When planning an assessment project in the Library, one important step is to consider whether your project should be vetted by the Institutional Review Board (IRB) at U-M, a committee that ensures studies with human subjects are ethical, that subjects are protected from unnecessary psychological or physical risks, and that subjects are participating in a fully informed, voluntary manner. This post details when your data collection may be subject to a full IRB application and review process.

Using Analytics to Advance our Future Instruction Services

Image of poster presented at the 2018 Library Assessment Conference.

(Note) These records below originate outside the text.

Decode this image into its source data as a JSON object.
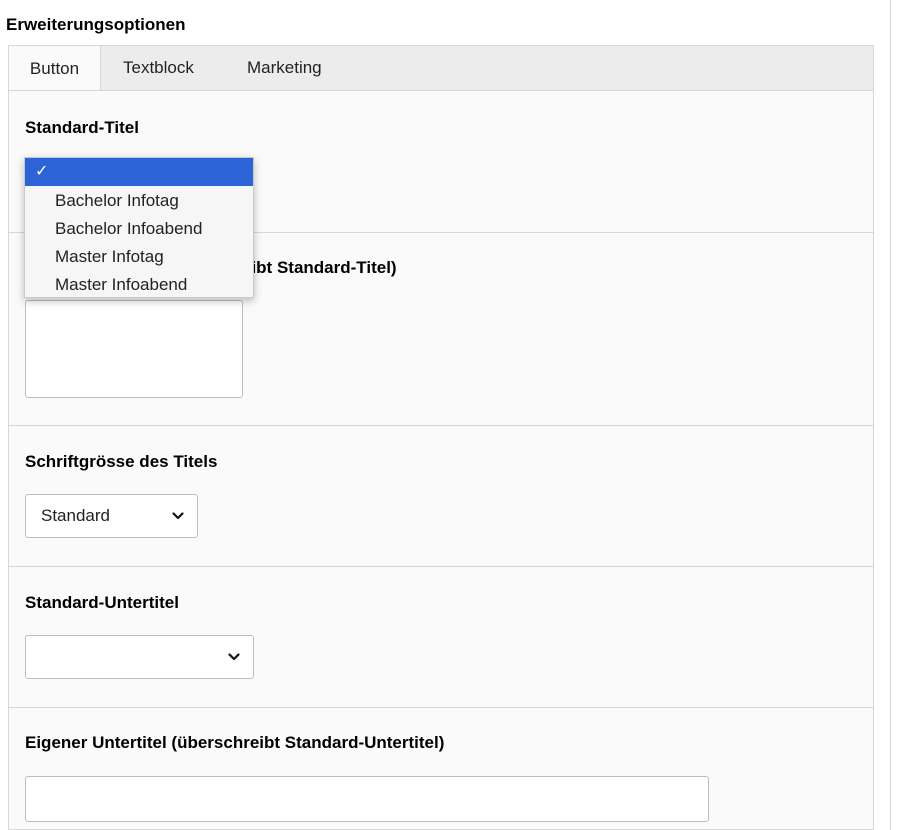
{
  "section_title": "Erweiterungsoptionen",
  "tabs": [
    {
      "label": "Button",
      "active": true
    },
    {
      "label": "Textblock",
      "active": false
    },
    {
      "label": "Marketing",
      "active": false
    }
  ],
  "fields": {
    "standard_title": {
      "label": "Standard-Titel",
      "value": "",
      "options": [
        "",
        "Bachelor Infotag",
        "Bachelor Infoabend",
        "Master Infotag",
        "Master Infoabend"
      ],
      "check_mark": "✓"
    },
    "custom_title": {
      "label_visible_part": "eibt Standard-Titel)",
      "value": ""
    },
    "title_font_size": {
      "label": "Schriftgrösse des Titels",
      "value": "Standard"
    },
    "standard_subtitle": {
      "label": "Standard-Untertitel",
      "value": ""
    },
    "custom_subtitle": {
      "label": "Eigener Untertitel (überschreibt Standard-Untertitel)",
      "value": ""
    }
  },
  "colors": {
    "selection_blue": "#2c63d6",
    "panel_bg": "#fafafa",
    "tabbar_bg": "#ececec",
    "border": "#d7d7d7"
  },
  "icons": {
    "select_arrow": "chevron-down-icon",
    "selected_marker": "checkmark-icon"
  }
}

The 2018 Library Assessment Conference (https://libraryassessment.org/) brought together a community of practitioners and researchers who have responsibility or interest in the broad field of library assessment. This post recaps the conference poster content presented by Laurie Alexander and Doreen Bradley about how analytics advanced the Library's internal understanding of the course-integrated instruction provided by Library staff.

Increasing Access to Document Delivery Through Ongoing Data Analysis

Person handing a book to another person

Document Delivery provides traditional Interlibrary Loan Borrowing service, and scanning and delivery service for books and articles from material owned by the U-M Library. As a result of a successful pilot to provide free Local Document Delivery for faculty and graduate students, the department next sought to change the fee-based service for undergraduate students and staff. Departmental managers wondered: What would happen if we made scanning and delivery service free for these patron groups?

Let’s Talk About Surveys (Part 2)

happy face with a check mark next to it followed by a neutral and sad faces

Continuing the discussion about survey design (see Let's Talk about Surveys, Part 1), you’ve decided a survey is an appropriate methodology for what you want to find out and are thinking about what questions you want to ask. But how you ask these questions and structure them within the survey itself, as well as the question formats and options you give people for responding all require careful consideration.

Let’s Talk About Surveys (Part 1)

happy face with a check mark next to it followed by a neutral and sad faces

Doing a survey is often the default research method thought of when you need to answer questions about what people like, expect, or want, among other things. While surveys are likely to be considered the easiest option, you can’t conflate “easy to create” with “easy to create well.” Even if a survey is an appropriate methodology for the question you’re looking to answer, the questions you ask, the way you ask them, and the options you give people for responding all require a thoughtful approach...

Pager

Page 2 of 3